Below are entries; work out how many of their lines include the string "title", and reply with the number only.

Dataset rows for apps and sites
┌────────

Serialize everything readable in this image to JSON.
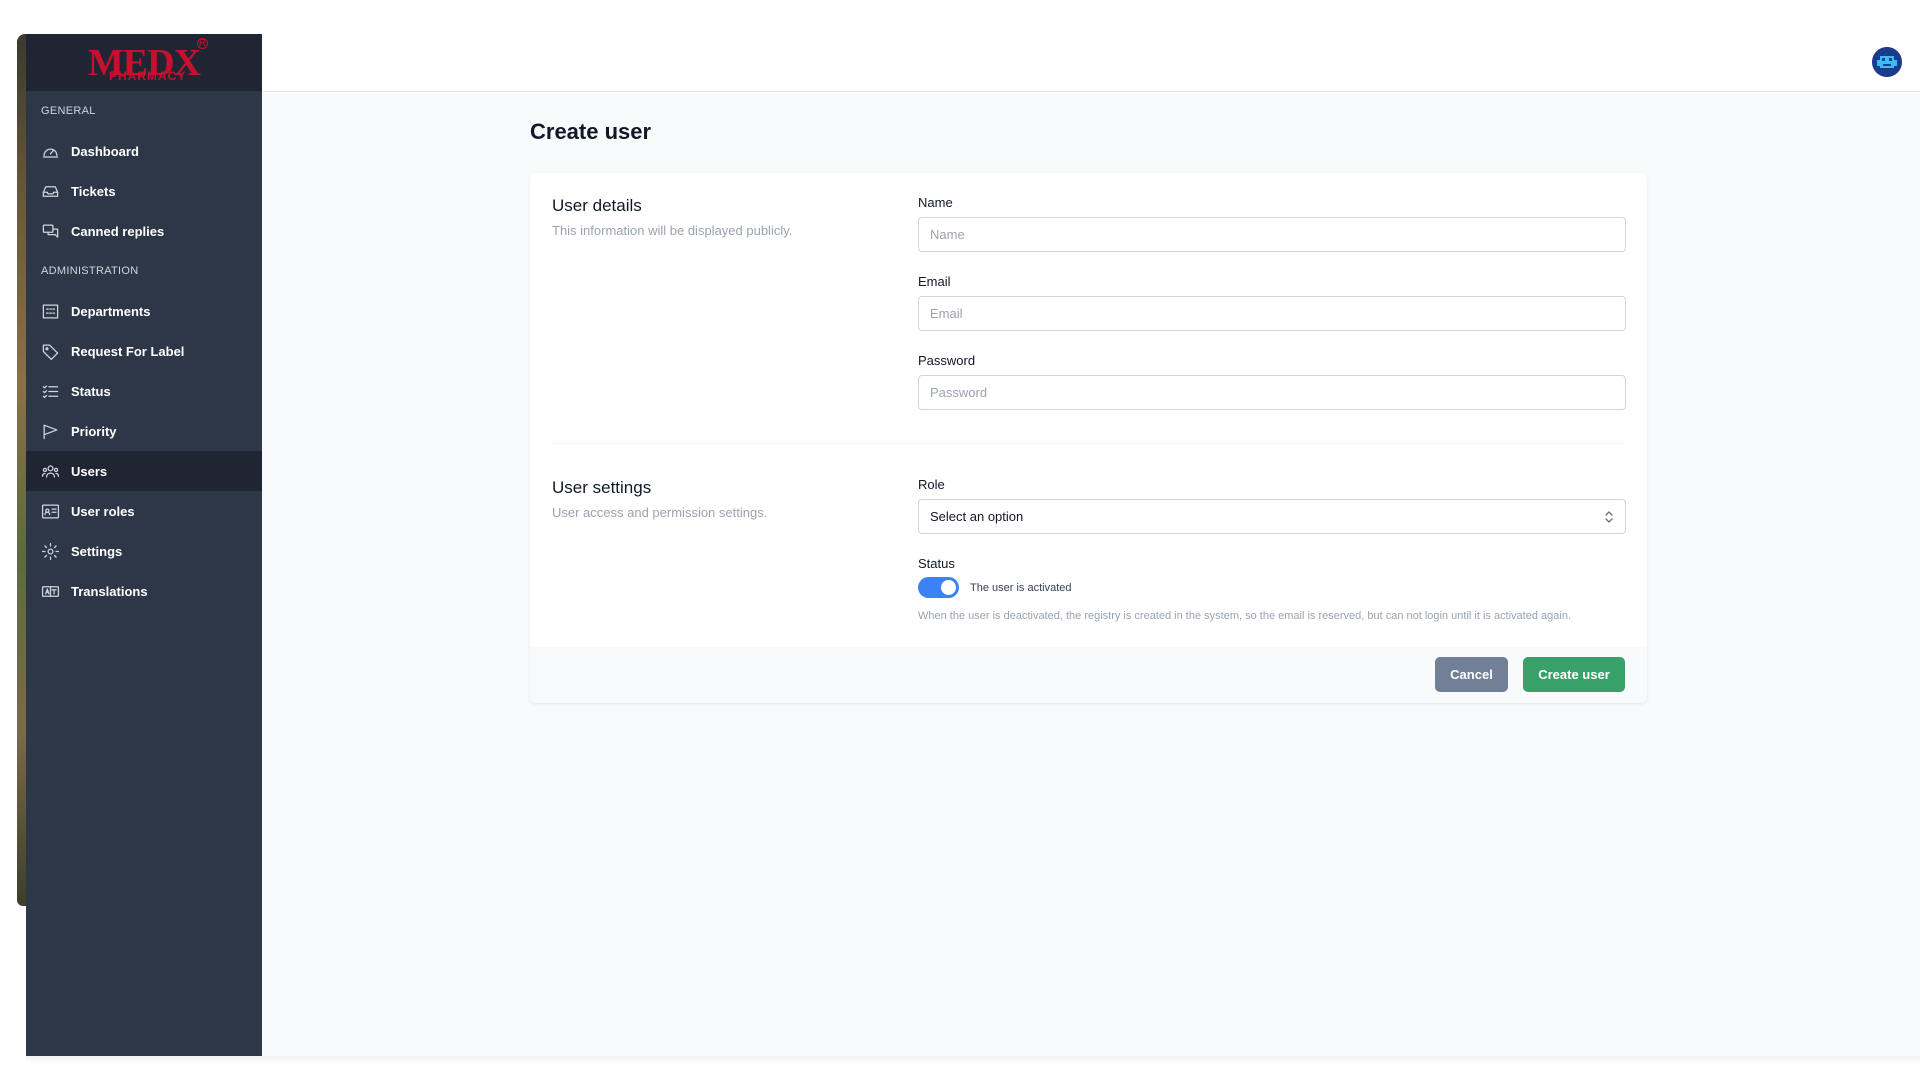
{
  "brand": {
    "logo_text": "MEDX",
    "logo_sub": "PHARMACY",
    "logo_reg": "R"
  },
  "sidebar": {
    "general_heading": "General",
    "admin_heading": "Administration",
    "general_items": [
      {
        "label": "Dashboard",
        "icon": "dashboard-gauge-icon"
      },
      {
        "label": "Tickets",
        "icon": "inbox-tray-icon"
      },
      {
        "label": "Canned replies",
        "icon": "chat-bubbles-icon"
      }
    ],
    "admin_items": [
      {
        "label": "Departments",
        "icon": "office-building-icon"
      },
      {
        "label": "Request For Label",
        "icon": "tag-icon"
      },
      {
        "label": "Status",
        "icon": "checklist-icon"
      },
      {
        "label": "Priority",
        "icon": "flag-icon"
      },
      {
        "label": "Users",
        "icon": "users-icon",
        "active": true
      },
      {
        "label": "User roles",
        "icon": "id-card-icon"
      },
      {
        "label": "Settings",
        "icon": "gear-icon"
      },
      {
        "label": "Translations",
        "icon": "language-icon"
      }
    ]
  },
  "page": {
    "title": "Create user"
  },
  "user_details": {
    "title": "User details",
    "description": "This information will be displayed publicly.",
    "name_label": "Name",
    "name_placeholder": "Name",
    "email_label": "Email",
    "email_placeholder": "Email",
    "password_label": "Password",
    "password_placeholder": "Password"
  },
  "user_settings": {
    "title": "User settings",
    "description": "User access and permission settings.",
    "role_label": "Role",
    "role_value": "Select an option",
    "status_label": "Status",
    "status_toggle_text": "The user is activated",
    "status_on": true,
    "status_help": "When the user is deactivated, the registry is created in the system, so the email is reserved, but can not login until it is activated again."
  },
  "actions": {
    "cancel_label": "Cancel",
    "create_label": "Create user"
  },
  "colors": {
    "sidebar_bg": "#2d3748",
    "accent_blue": "#3b82f6",
    "create_green": "#38a169",
    "cancel_gray": "#718096",
    "brand_red": "#c8102e"
  }
}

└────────

◆ Written answer: 3